EXERCISE INSTRUCTIONS
Return the records below in full. Keep every word exact and skip the images.

======== EXTRACTED MATERIAL

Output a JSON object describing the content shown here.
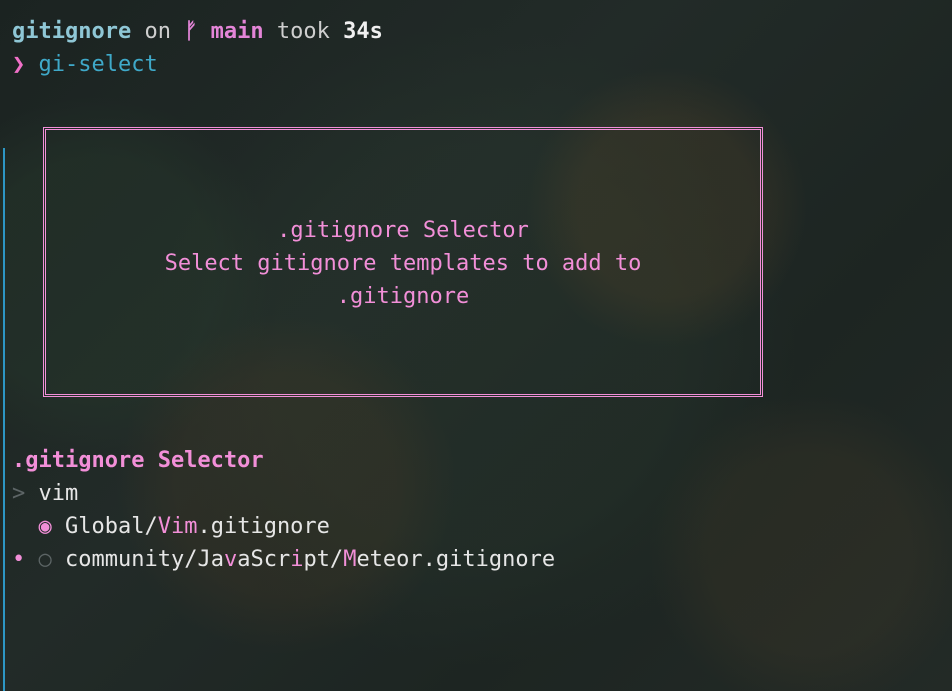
{
  "prompt": {
    "directory": "gitignore",
    "on_text": "on",
    "branch_icon": "git-branch-icon",
    "branch_glyph": "ᚠ",
    "branch": "main",
    "took_text": "took",
    "duration": "34s"
  },
  "command": {
    "arrow": "❯",
    "text": "gi-select"
  },
  "header_box": {
    "title": ".gitignore Selector",
    "subtitle_line1": "Select gitignore templates to add to",
    "subtitle_line2": ".gitignore"
  },
  "selector": {
    "title": ".gitignore Selector",
    "filter_caret": ">",
    "filter_value": "vim",
    "items": [
      {
        "cursor": "",
        "radio": "◉",
        "selected": true,
        "prefix": "Global/",
        "match": "Vim",
        "suffix": ".gitignore"
      },
      {
        "cursor": "•",
        "radio": "○",
        "selected": false,
        "seg1": "community/Ja",
        "m1": "v",
        "seg2": "aScr",
        "m2": "i",
        "seg3": "pt/",
        "m3": "M",
        "seg4": "eteor.gitignore"
      }
    ]
  },
  "colors": {
    "accent_pink": "#f28fd8",
    "branch_purple": "#e485d8",
    "command_blue": "#3fa9c9",
    "dir_blue": "#8fc7d6",
    "gutter_blue": "#2d96c4"
  }
}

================

TASK OUTPUT
Output a JSON object describing the content shown here.
{
  "prompt": {
    "directory": "gitignore",
    "on_text": "on",
    "branch_icon": "git-branch-icon",
    "branch_glyph": "ᚠ",
    "branch": "main",
    "took_text": "took",
    "duration": "34s"
  },
  "command": {
    "arrow": "❯",
    "text": "gi-select"
  },
  "header_box": {
    "title": ".gitignore Selector",
    "subtitle_line1": "Select gitignore templates to add to",
    "subtitle_line2": ".gitignore"
  },
  "selector": {
    "title": ".gitignore Selector",
    "filter_caret": ">",
    "filter_value": "vim",
    "items": [
      {
        "cursor": "",
        "radio": "◉",
        "selected": true,
        "prefix": "Global/",
        "match": "Vim",
        "suffix": ".gitignore"
      },
      {
        "cursor": "•",
        "radio": "○",
        "selected": false,
        "seg1": "community/Ja",
        "m1": "v",
        "seg2": "aScr",
        "m2": "i",
        "seg3": "pt/",
        "m3": "M",
        "seg4": "eteor.gitignore"
      }
    ]
  },
  "colors": {
    "accent_pink": "#f28fd8",
    "branch_purple": "#e485d8",
    "command_blue": "#3fa9c9",
    "dir_blue": "#8fc7d6",
    "gutter_blue": "#2d96c4"
  }
}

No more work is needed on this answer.